He also urged Kingo: “Live so that all the people of Kamakura will say in your praise that Nakatsukasa Saburo Saemon-no-joShijo Kingo’s full name, including his title, was Shijo Nakatsukasa Saburo Saemon-no-jo Yorimoto. Kingo is a title interchangeable with Saemon-no-jo. is diligent in the service of his lord, in the service of Buddhism, and in his concern for other people” (WND-1, 851).
Nichiren taught that if Kingo came to exude genuine humanity, he would win in his relationship with his lord, in his practice of Buddhism and in his efforts to gain trust in society.
In 1278, Nichiren wrote to Kingo: “I was most delighted to hear that your lord, who in the past has treated you with enmity, has once more admitted you to the company of those in his service, and that you are called upon to serve him not for a mere day or two but without interruption.
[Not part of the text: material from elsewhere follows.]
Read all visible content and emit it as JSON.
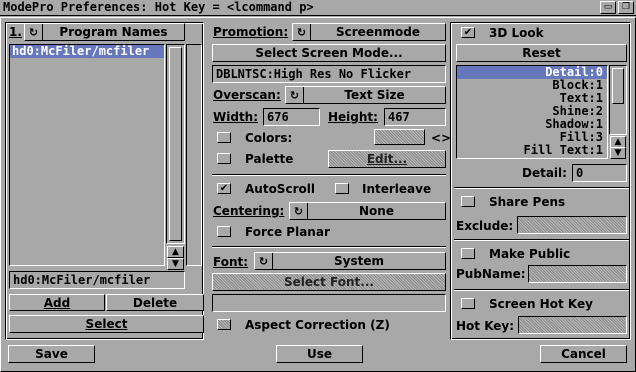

I cannot tell you how this pleases me” (“Nine Thoughts to One Word,” WND-2, 730).
Nichiren also heard a report from one of his disciples that boys watching a procession of Lord Ema’s retainers in Kamakura saw Kingo among them and exclaimed: “Ah, there’s a fine fellow, a fine fellow indeed!” (WND-2, 730).
Kingo must have developed a confident stature, having prevailed over a succession of hardships and demonstrating in his life the power of faith.
For Kingo, his relationships with his lord, fellow samurai, siblings and believers were anything but easy. However, he did not turn away from them and challenged each relationship based on faith, thereby demonstrating actual proof of his human revolution. Through this experience, he became a model leader and central figure for believers in Kamakura.
To be continued in an upcoming issue.
Adapted from the January 2020 issue of the Daibyakurenge, the Soka Gakkai’s monthly study journal.
Notes [ + ]
|1.||↑||Government offices were located in the Egara section of Kamakura during Nichiren’s time.|
|2.||↑||Shijo Kingo’s full name, including his title, was Shijo Nakatsukasa Saburo Saemon-no-jo Yorimoto. Kingo is a title interchangeable with Saemon-no-jo.|